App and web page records
<<<<

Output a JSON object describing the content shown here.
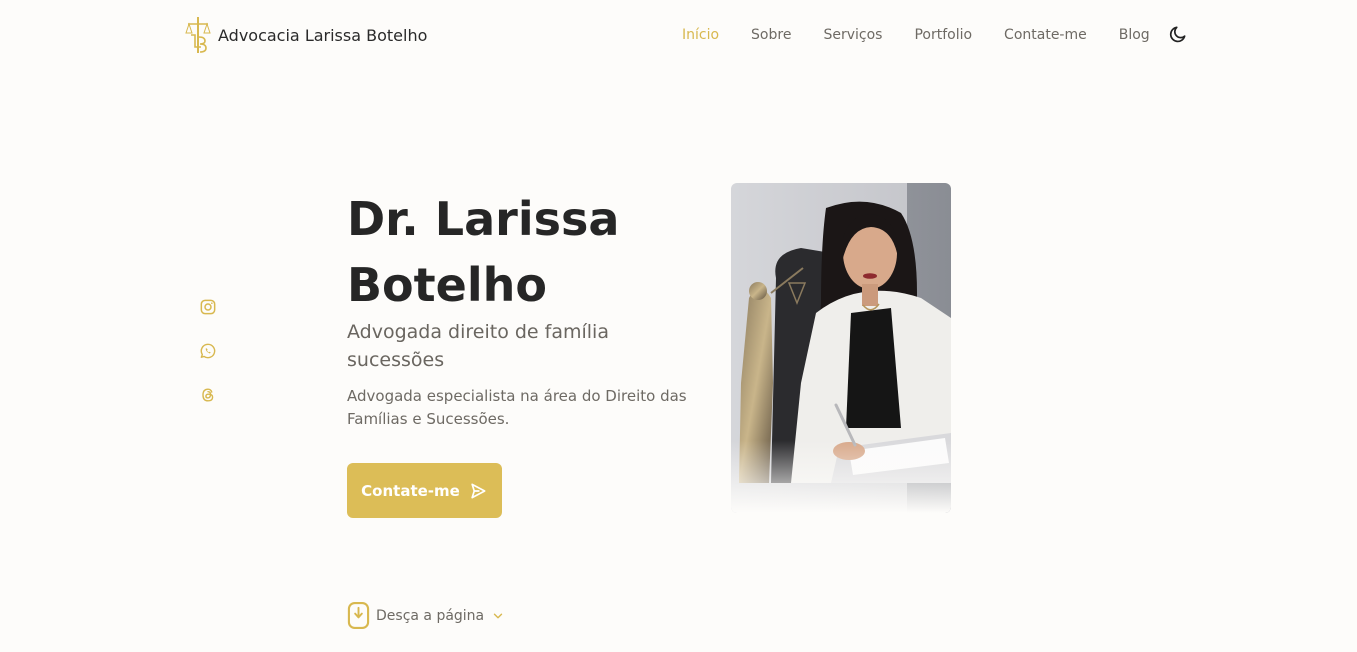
{
  "header": {
    "brand": "Advocacia Larissa Botelho",
    "logo_icon": "scales-monogram-logo",
    "nav": [
      {
        "label": "Início",
        "active": true
      },
      {
        "label": "Sobre"
      },
      {
        "label": "Serviços"
      },
      {
        "label": "Portfolio"
      },
      {
        "label": "Contate-me"
      },
      {
        "label": "Blog"
      }
    ],
    "theme_toggle_icon": "moon-icon"
  },
  "socials": [
    {
      "icon": "instagram-icon"
    },
    {
      "icon": "whatsapp-icon"
    },
    {
      "icon": "threads-icon"
    }
  ],
  "hero": {
    "title": "Dr. Larissa Botelho",
    "subtitle": "Advogada direito de família sucessões",
    "description": "Advogada especialista na área do Direito das Famílias e Sucessões.",
    "cta_label": "Contate-me",
    "cta_icon": "send-icon"
  },
  "scroll": {
    "label": "Desça a página",
    "icon": "mouse-icon",
    "chevron": "chevron-down-icon"
  },
  "colors": {
    "accent": "#dcbd57",
    "text": "#262626",
    "muted": "#6e6a64",
    "background": "#fdfcfa"
  }
}
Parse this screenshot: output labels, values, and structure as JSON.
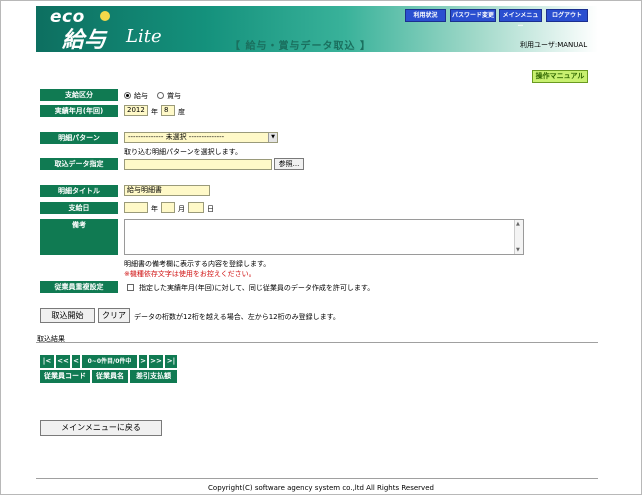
{
  "header": {
    "logo_eco": "eco",
    "logo_kyuyo": "給与",
    "logo_lite": "Lite",
    "page_title": "【 給与・賞与データ取込 】",
    "user_label": "利用ユーザ:",
    "user_name": "MANUAL",
    "nav": [
      "利用状況",
      "パスワード変更",
      "メインメニュー",
      "ログアウト"
    ]
  },
  "manual_button": "操作マニュアル",
  "form": {
    "pay_type": {
      "label": "支給区分",
      "options": [
        "給与",
        "賞与"
      ],
      "selected": "給与"
    },
    "period": {
      "label": "実績年月(年回)",
      "year": "2012",
      "year_unit": "年",
      "month": "8",
      "month_unit": "度"
    },
    "pattern": {
      "label": "明細パターン",
      "selected": "-------------- 未選択 --------------",
      "hint": "取り込む明細パターンを選択します。"
    },
    "file": {
      "label": "取込データ指定",
      "value": "",
      "browse": "参照..."
    },
    "title": {
      "label": "明細タイトル",
      "value": "給与明細書"
    },
    "pay_date": {
      "label": "支給日",
      "year_unit": "年",
      "month_unit": "月",
      "day_unit": "日"
    },
    "remarks": {
      "label": "備考",
      "hint": "明細書の備考欄に表示する内容を登録します。",
      "warning": "※機種依存文字は使用をお控えください。"
    },
    "duplicate": {
      "label": "従業員重複設定",
      "text": "指定した実績年月(年回)に対して、同じ従業員のデータ作成を許可します。"
    }
  },
  "actions": {
    "start": "取込開始",
    "clear": "クリア",
    "note": "データの桁数が12桁を越える場合、左から12桁のみ登録します。"
  },
  "results": {
    "title": "取込結果",
    "pager": [
      "|<",
      "<<",
      "<",
      "0~0件目/0件中",
      ">",
      ">>",
      ">|"
    ],
    "columns": [
      "従業員コード",
      "従業員名",
      "差引支払額"
    ]
  },
  "back_button": "メインメニューに戻る",
  "footer": "Copyright(C) software agency system co.,ltd All Rights Reserved",
  "colors": {
    "label_bg": "#107a52",
    "input_bg": "#fff9c8",
    "nav_bg": "#2a4fd0",
    "warning": "#d01010"
  }
}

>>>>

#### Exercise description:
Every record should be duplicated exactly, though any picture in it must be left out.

#### Response to this task:
Output a JSON object describing the content shown here.
{
  "header": {
    "brand": "Advocacia Larissa Botelho",
    "logo_icon": "scales-monogram-logo",
    "nav": [
      {
        "label": "Início",
        "active": true
      },
      {
        "label": "Sobre"
      },
      {
        "label": "Serviços"
      },
      {
        "label": "Portfolio"
      },
      {
        "label": "Contate-me"
      },
      {
        "label": "Blog"
      }
    ],
    "theme_toggle_icon": "moon-icon"
  },
  "socials": [
    {
      "icon": "instagram-icon"
    },
    {
      "icon": "whatsapp-icon"
    },
    {
      "icon": "threads-icon"
    }
  ],
  "hero": {
    "title": "Dr. Larissa Botelho",
    "subtitle": "Advogada direito de família sucessões",
    "description": "Advogada especialista na área do Direito das Famílias e Sucessões.",
    "cta_label": "Contate-me",
    "cta_icon": "send-icon"
  },
  "scroll": {
    "label": "Desça a página",
    "icon": "mouse-icon",
    "chevron": "chevron-down-icon"
  },
  "colors": {
    "accent": "#dcbd57",
    "text": "#262626",
    "muted": "#6e6a64",
    "background": "#fdfcfa"
  }
}
Parse this screenshot: output labels, values, and structure as JSON.
{
  "header": {
    "logo_eco": "eco",
    "logo_kyuyo": "給与",
    "logo_lite": "Lite",
    "page_title": "【 給与・賞与データ取込 】",
    "user_label": "利用ユーザ:",
    "user_name": "MANUAL",
    "nav": [
      "利用状況",
      "パスワード変更",
      "メインメニュー",
      "ログアウト"
    ]
  },
  "manual_button": "操作マニュアル",
  "form": {
    "pay_type": {
      "label": "支給区分",
      "options": [
        "給与",
        "賞与"
      ],
      "selected": "給与"
    },
    "period": {
      "label": "実績年月(年回)",
      "year": "2012",
      "year_unit": "年",
      "month": "8",
      "month_unit": "度"
    },
    "pattern": {
      "label": "明細パターン",
      "selected": "-------------- 未選択 --------------",
      "hint": "取り込む明細パターンを選択します。"
    },
    "file": {
      "label": "取込データ指定",
      "value": "",
      "browse": "参照..."
    },
    "title": {
      "label": "明細タイトル",
      "value": "給与明細書"
    },
    "pay_date": {
      "label": "支給日",
      "year_unit": "年",
      "month_unit": "月",
      "day_unit": "日"
    },
    "remarks": {
      "label": "備考",
      "hint": "明細書の備考欄に表示する内容を登録します。",
      "warning": "※機種依存文字は使用をお控えください。"
    },
    "duplicate": {
      "label": "従業員重複設定",
      "text": "指定した実績年月(年回)に対して、同じ従業員のデータ作成を許可します。"
    }
  },
  "actions": {
    "start": "取込開始",
    "clear": "クリア",
    "note": "データの桁数が12桁を越える場合、左から12桁のみ登録します。"
  },
  "results": {
    "title": "取込結果",
    "pager": [
      "|<",
      "<<",
      "<",
      "0~0件目/0件中",
      ">",
      ">>",
      ">|"
    ],
    "columns": [
      "従業員コード",
      "従業員名",
      "差引支払額"
    ]
  },
  "back_button": "メインメニューに戻る",
  "footer": "Copyright(C) software agency system co.,ltd All Rights Reserved",
  "colors": {
    "label_bg": "#107a52",
    "input_bg": "#fff9c8",
    "nav_bg": "#2a4fd0",
    "warning": "#d01010"
  }
}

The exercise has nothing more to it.